Despite it being standard practice around the world, and its recent legalization in California, cutting between cars on a motorcycle is still looked down upon in the rest of the US. Commuting with the CB300F, or any bike for that matter, if you don’t lane split, you’re clipping the bike’s wings. You might as well just drive a car into the city (definitely the most asinine and masochistic two-and-a-half-hour commute one can endure). For the same reasons it can dance around cabbies, dodge cyclists and beat anything with four wheels to the next light, the CB300F’s dimensions and handling make it ideal for cutting up the middle.

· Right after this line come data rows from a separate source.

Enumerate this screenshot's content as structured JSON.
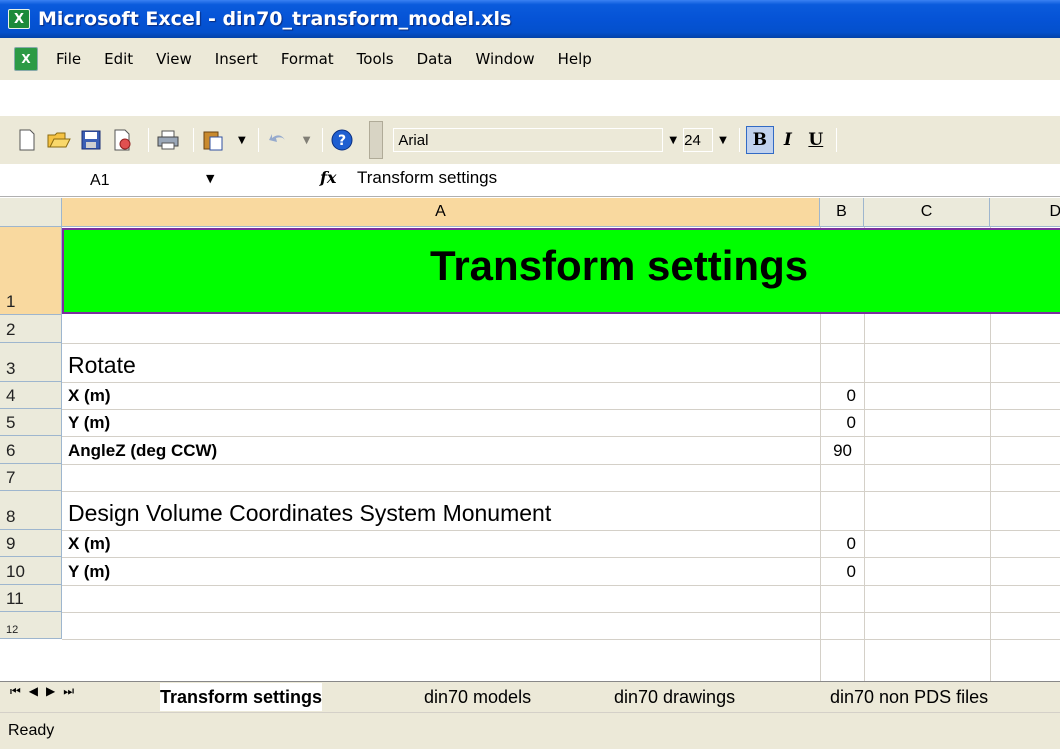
{
  "window": {
    "title": "Microsoft Excel - din70_transform_model.xls"
  },
  "menu": [
    "File",
    "Edit",
    "View",
    "Insert",
    "Format",
    "Tools",
    "Data",
    "Window",
    "Help"
  ],
  "toolbar": {
    "icons": [
      "new-icon",
      "open-icon",
      "save-icon",
      "print-preview-icon",
      "print-icon",
      "paste-icon",
      "undo-icon",
      "help-icon"
    ],
    "font_name": "Arial",
    "font_size": "24",
    "bold": "B",
    "italic": "I",
    "underline": "U"
  },
  "formula_bar": {
    "name_box": "A1",
    "fx": "fx",
    "content": "Transform settings"
  },
  "columns": [
    "A",
    "B",
    "C",
    "D"
  ],
  "rows": [
    "1",
    "2",
    "3",
    "4",
    "5",
    "6",
    "7",
    "8",
    "9",
    "10",
    "11",
    "12"
  ],
  "cells": {
    "a1": "Transform settings",
    "a3": "Rotate",
    "a4": "X (m)",
    "b4": "0",
    "a5": "Y (m)",
    "b5": "0",
    "a6": "AngleZ (deg CCW)",
    "b6": "90",
    "a8": "Design Volume Coordinates System Monument",
    "a9": "X (m)",
    "b9": "0",
    "a10": "Y (m)",
    "b10": "0"
  },
  "sheet_tabs": [
    "Transform settings",
    "din70 models",
    "din70 drawings",
    "din70 non PDS files"
  ],
  "status": "Ready",
  "colors": {
    "title_bar": "#0553d6",
    "header_fill": "#00ff00",
    "header_border": "#7b2f9e",
    "chrome": "#ece9d8"
  }
}
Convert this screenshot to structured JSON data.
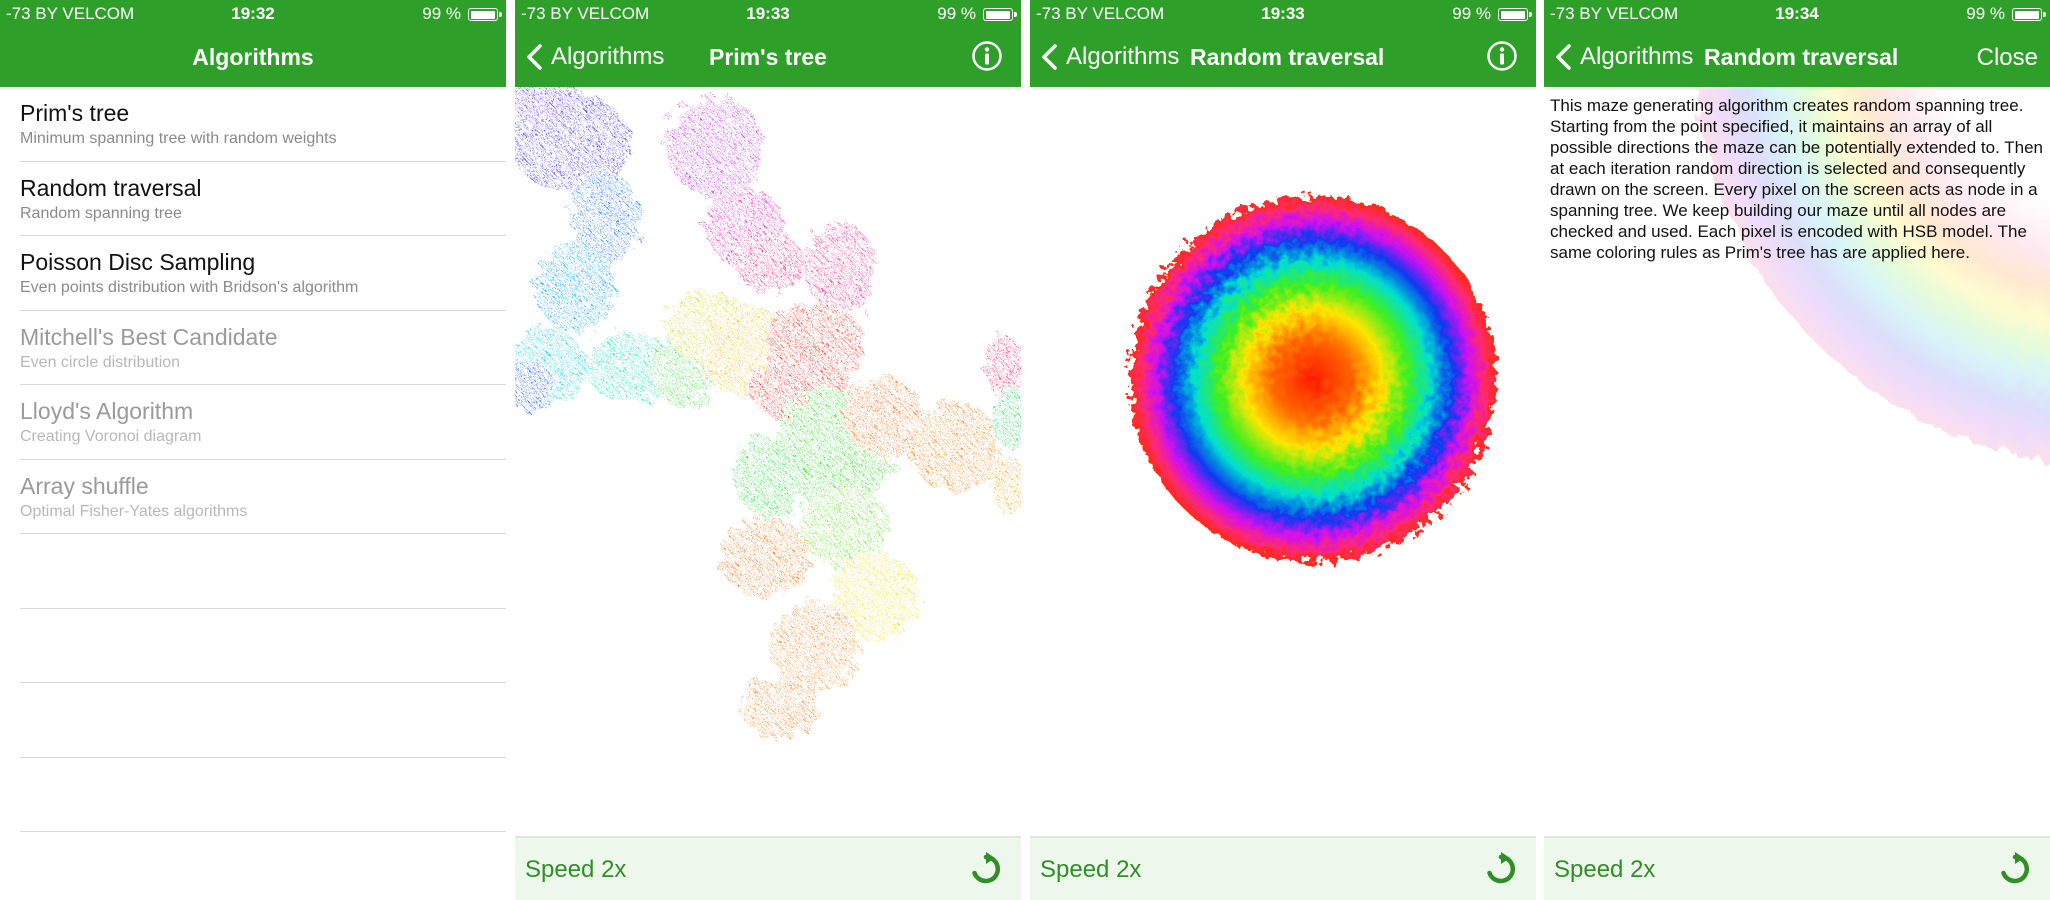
{
  "status": {
    "carrier": "-73 BY VELCOM",
    "battery": "99 %",
    "times": [
      "19:32",
      "19:33",
      "19:33",
      "19:34"
    ]
  },
  "colors": {
    "nav_green": "#2ea02a",
    "bottom_bar": "#eef7ec",
    "speed_text": "#2f8f26"
  },
  "screen1": {
    "title": "Algorithms",
    "items": [
      {
        "title": "Prim's tree",
        "subtitle": "Minimum spanning tree with random weights",
        "enabled": true
      },
      {
        "title": "Random traversal",
        "subtitle": "Random spanning tree",
        "enabled": true
      },
      {
        "title": "Poisson Disc Sampling",
        "subtitle": "Even points distribution with Bridson's algorithm",
        "enabled": true
      },
      {
        "title": "Mitchell's Best Candidate",
        "subtitle": "Even circle distribution",
        "enabled": false
      },
      {
        "title": "Lloyd's Algorithm",
        "subtitle": "Creating Voronoi diagram",
        "enabled": false
      },
      {
        "title": "Array shuffle",
        "subtitle": "Optimal Fisher-Yates algorithms",
        "enabled": false
      }
    ]
  },
  "screen2": {
    "back": "Algorithms",
    "title": "Prim's tree",
    "info_icon": "info-circle-icon",
    "speed": "Speed 2x",
    "reset_icon": "reset-icon"
  },
  "screen3": {
    "back": "Algorithms",
    "title": "Random traversal",
    "info_icon": "info-circle-icon",
    "speed": "Speed 2x",
    "reset_icon": "reset-icon"
  },
  "screen4": {
    "back": "Algorithms",
    "title": "Random traversal",
    "close": "Close",
    "description": "This maze generating algorithm creates random spanning tree. Starting from the point specified, it maintains an array of all possible directions the maze can be potentially extended to. Then at each iteration random direction is selected and consequently drawn on the screen. Every pixel on the screen acts as node in a spanning tree. We keep building our maze until all nodes are checked and used. Each pixel is encoded with HSB model. The same coloring rules as Prim's tree has are applied here.",
    "speed": "Speed 2x",
    "reset_icon": "reset-icon"
  }
}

For the money, and convenience, it’s hard to beat the train. The PATH isn’t exactly the Tokyo Metro when it comes to timeliness, but it still beats the toll and a morning marinating in fumes in the Holland Tunnel. But with the CB300F it’s fun, exhilarating, and the double shot of adrenaline at daybreak is well worth the $10.75 to get into NYC.